- Easy bruising and bleeding, including recurring nosebleeds
- Persistent fatigue
- Frequent or severe infections
- Fever and chills
- Dramatic weight loss
- Swollen lymph nodes
- Enlarged liver or spleen
- Pain or tenderness in the bones
- Profuse sweating, especially at night
These are the four main types of leukemia:
- Acute myeloid leukemia (AML)
- Chronic myeloid leukemia (CML)
- Acute lymphocytic leukemia (ALL)
- Chronic lymphocytic leukemia (CLL)
Knowing which type of leukemia you have will be important when you seek cancer treatment.
Now that we’ve covered what leukemia bruises look like and what rashes to be aware of, you can feel empowered about your skin health and know when it’s time to reach out to a healthcare professional.

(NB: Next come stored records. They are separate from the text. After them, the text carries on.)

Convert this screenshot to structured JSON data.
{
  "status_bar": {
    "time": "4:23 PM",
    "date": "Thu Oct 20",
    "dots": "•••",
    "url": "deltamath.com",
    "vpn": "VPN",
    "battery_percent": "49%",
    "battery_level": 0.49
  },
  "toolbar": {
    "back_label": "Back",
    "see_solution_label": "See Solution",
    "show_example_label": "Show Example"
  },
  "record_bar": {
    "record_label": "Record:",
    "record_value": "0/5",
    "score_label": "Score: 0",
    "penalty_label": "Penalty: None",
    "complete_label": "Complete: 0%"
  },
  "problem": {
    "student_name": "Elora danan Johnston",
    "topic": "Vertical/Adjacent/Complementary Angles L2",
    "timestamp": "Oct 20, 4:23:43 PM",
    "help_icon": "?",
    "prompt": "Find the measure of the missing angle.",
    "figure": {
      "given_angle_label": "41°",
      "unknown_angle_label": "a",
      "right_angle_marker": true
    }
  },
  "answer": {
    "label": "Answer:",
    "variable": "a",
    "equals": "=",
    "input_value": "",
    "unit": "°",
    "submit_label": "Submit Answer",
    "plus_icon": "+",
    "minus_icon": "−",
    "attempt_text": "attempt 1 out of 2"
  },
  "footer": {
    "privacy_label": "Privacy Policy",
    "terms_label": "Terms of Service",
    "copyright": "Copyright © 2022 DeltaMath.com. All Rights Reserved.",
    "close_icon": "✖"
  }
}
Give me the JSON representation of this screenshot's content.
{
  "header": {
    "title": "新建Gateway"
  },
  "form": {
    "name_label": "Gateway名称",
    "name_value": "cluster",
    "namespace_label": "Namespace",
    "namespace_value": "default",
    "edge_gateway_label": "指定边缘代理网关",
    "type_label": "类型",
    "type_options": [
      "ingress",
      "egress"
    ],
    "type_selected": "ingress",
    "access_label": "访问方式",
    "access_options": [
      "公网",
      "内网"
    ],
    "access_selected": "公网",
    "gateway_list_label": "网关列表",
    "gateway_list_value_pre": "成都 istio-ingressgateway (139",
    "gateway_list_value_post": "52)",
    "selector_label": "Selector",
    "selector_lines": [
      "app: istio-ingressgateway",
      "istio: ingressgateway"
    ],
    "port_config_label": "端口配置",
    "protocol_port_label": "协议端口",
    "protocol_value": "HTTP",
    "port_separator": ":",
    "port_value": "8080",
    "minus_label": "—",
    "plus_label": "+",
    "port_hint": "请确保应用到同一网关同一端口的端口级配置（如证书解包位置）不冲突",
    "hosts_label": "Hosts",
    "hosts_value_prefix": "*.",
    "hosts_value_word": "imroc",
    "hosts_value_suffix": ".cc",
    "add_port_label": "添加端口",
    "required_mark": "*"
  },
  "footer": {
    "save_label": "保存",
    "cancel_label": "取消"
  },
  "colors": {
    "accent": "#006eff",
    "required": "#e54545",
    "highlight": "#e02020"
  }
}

Remember, skin rashes can come and go for all types of reasons, but if there is a rash that’s persistent (and does not go away with appropriate remedies), it may be linked to something more serious.
If you have been diagnosed with leukemia and are seeking treatment, we hope you’ll reach out to us at Immunity Therapy Center for your free consultation. Our treatment program is designed to stimulate your immune system so that it can recognize and destroy cancer cells. That, in combination with natural, non-invasive, effective therapies, will take advantage of your cancer cells’ weaknesses and help treat your unique cancer.
Feel free to reach out to us with any questions you have surrounding your diagnosis. Whether you’re curious about what causes leukemia, what are the symptoms of end-stage leukemia, or what’s a good leukemia diet to keep you strong and fighting, our team is here for you.
We’re a passionate group of healthcare professionals, and we strive to create a holistic cancer treatment program that is 100% customized and personalized for each patient. Our targeted therapy options are less invasive than chemotherapy, radiation therapy, and other traditional cancer treatment options.
If you or someone you love is struggling, we’re here to give you the absolute best care you can (and should) receive.
From all of us at ITC, thanks for reading. We’re wishing you a healthy, happy, positive day ahead.
Written By: Dr. David Alvarez
Dr. David Alvarez is a Board Certified Medical Doctor from Universidad Xochicalco and Certified by the American Heart Association (Advanced Cardiovascular Life Support).
Dr. Alvarez has been collaborating with Dr. Bautista as an Assistant Medical Director at the Immunity Therapy Center for over 6 years. He provides daily on site patient care and participates on the medical board on research and development of patient treatment plans and programs. Dr. Alvarez is a knowledgeable and compassionate Doctor committed to helping patients get to where they want to be health wise through a more holistic and comprehensive approach.
- Luo, Elaine. “What Causes Petechiae?” healthline.com, September 13, 2017, https://www.healthline.com/health/petechiae. Accessed May 29, 2020.
- Luo, Elaine. “Rash.” healthline.com, August 13, 2018, https://www.healthline.com/health/rashes#causes. Accessed May 29, 2020.
- Sullivan, Debra. “Symptoms of Leukemia in Pictures: Rashes and Bruises.” healthline.com, August 15, 2016, https://www.healthline.com/health/pictures-leukemia-rashes-bruises. Accessed May 29, 2020.
- Natale, Nicol. “Leukemia Rashes, Infections, and Bruises.” everydayhealth.com, March 27, 2019, https://www.everydayhealth.com/leukemia/rash-pictures-signs-symptoms/. Accessed May 29, 2020.
- Leukemia. The American Cancer Society. https://www.cancer.org/cancer/leukemia.html. Accessed May 29, 2020.
At Immunity Therapy Center, our goal is to provide objective, updated, and research-based information on all health-related topics. This article is based on scientific research and/or other scientific articles. All information has been fact-checked and reviewed by Dr. Carlos Bautista, a Board Certified Medical Doctor at Immunity Therapy Center. All information published on the site must undergo an extensive review process to ensure accuracy. This article contains trusted sources with all references hyperlinked for the reader's visibility.